The results of a measurement of six slices through a set of four sample tubes are shown in Fig. 3. The upper image displays the sample classification using standard MRF matching (one dictionary entry per substance). The matched sample types are color-coded, while the signal magnitude is encoded in the brightness of the color. The lower image shows the same data, matched to a spatially resolved MRF dictionary as described above. Each voxel is now sub-divided into two spatially distinct parts, which are correctly classified, effectively doubling the spatial resolution. Determination of exact abundance of the sub-voxel constituents is affected by B1 inhomogeneity, so that the technique is most useful for slice thicknesses of only few millimeters.


Magnetic Resonance Fingerprinting can be used to retrospectively increase spatial resolution in slice-encoding direction by determining fingerprints of spatially distinct components within a voxel, making use of the non-uniform nature of the excitation slice profile. Since this technique works particularly well for a limited set of possible components, it may be used to analyze tissue boundaries of a well-defined region of interest.


No acknowledgement found.


[1] Ma D, Gulani, V, Seiberlich, N, et al. Magnetic resonance fingerprinting. Nature, 2013;495:187-193

[2] Jiang Y, Ma D, Seiberlich N, Gulani V, Griswold M. MR Fingerprinting using Fast Imaging with Steady State Precession (FISP) with spiral readout. Magn Reson Med 2015;74:1621-1632.

[3] Scheffler K. A pictorial description of steady-states in rapid magnetic resonance imaging. Concepts Magn Reson 1999;11:291-304.

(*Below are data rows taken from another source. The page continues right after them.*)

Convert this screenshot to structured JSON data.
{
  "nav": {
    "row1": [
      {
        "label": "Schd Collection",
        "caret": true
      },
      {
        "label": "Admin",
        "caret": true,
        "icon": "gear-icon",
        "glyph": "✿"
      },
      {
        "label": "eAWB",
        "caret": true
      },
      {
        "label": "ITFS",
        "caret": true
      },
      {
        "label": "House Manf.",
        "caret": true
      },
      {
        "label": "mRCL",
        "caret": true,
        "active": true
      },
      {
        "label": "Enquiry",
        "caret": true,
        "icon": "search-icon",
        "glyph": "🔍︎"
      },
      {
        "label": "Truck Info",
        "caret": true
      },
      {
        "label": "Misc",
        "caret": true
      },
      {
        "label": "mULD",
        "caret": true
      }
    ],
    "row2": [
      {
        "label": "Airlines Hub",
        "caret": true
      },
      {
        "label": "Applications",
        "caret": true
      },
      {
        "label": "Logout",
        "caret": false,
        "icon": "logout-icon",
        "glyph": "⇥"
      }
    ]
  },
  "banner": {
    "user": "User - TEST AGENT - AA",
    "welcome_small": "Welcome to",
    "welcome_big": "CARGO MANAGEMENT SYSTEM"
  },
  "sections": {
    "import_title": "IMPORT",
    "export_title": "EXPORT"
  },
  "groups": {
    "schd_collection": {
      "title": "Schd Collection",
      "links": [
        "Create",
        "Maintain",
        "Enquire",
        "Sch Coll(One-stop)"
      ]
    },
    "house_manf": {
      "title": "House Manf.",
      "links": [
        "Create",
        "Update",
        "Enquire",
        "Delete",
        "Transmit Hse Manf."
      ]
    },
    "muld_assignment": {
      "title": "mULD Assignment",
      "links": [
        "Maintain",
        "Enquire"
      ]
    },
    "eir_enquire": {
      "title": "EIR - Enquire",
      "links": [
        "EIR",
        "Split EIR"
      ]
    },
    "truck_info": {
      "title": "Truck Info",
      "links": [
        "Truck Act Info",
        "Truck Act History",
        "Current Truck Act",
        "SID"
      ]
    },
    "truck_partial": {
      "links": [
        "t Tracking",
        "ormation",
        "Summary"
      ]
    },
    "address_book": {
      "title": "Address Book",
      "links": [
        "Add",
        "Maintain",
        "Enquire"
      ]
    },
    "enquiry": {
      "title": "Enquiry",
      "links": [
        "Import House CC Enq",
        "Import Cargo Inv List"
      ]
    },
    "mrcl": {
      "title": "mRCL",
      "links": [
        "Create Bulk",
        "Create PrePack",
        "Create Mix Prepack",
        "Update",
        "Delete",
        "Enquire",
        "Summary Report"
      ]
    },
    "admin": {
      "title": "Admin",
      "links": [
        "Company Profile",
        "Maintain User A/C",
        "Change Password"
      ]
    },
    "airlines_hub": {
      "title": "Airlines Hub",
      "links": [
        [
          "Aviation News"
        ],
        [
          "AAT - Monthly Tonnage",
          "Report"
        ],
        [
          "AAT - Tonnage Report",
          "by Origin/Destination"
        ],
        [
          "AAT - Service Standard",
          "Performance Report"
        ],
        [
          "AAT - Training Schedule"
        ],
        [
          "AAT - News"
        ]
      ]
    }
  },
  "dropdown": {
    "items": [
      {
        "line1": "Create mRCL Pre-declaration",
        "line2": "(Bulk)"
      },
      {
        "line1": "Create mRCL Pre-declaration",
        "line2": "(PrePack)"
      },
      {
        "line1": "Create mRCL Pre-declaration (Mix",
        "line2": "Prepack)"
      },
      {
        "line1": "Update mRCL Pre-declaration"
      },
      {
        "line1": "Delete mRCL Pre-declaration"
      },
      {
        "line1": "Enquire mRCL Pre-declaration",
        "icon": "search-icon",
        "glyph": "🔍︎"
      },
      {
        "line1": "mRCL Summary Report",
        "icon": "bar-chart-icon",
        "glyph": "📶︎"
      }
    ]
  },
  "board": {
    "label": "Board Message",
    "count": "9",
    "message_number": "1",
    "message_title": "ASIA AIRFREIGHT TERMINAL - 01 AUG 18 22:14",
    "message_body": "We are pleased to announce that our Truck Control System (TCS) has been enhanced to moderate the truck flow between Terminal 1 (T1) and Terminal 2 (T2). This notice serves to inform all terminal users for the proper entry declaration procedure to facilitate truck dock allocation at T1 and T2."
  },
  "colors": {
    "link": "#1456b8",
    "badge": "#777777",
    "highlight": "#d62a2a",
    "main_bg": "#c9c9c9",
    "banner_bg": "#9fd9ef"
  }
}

Figure 1: Flip angle sequence used in the experiments (initial inversion pulse not shown).

Figure 2: Excitation slice profile: The colored regions indicate the two spatial regions for which separate fingerprint signals are computed. Note that the phase distribution is anti-symmetric, so that the fingerprints differ.

Figure 3: MRF classification of four substances, six slices acquired. The four sample tubes are angulated with respect to the slice-encoding direction to visualize the spatial resolution. Upper image: Conventional MRF mapping of the four substances. Lower image: Double spatial resolution due to intra-slice spatial component analysis. The white lines indicate the original slice boundaries.

Proc. Intl. Soc. Mag. Reson. Med. 25 (2017)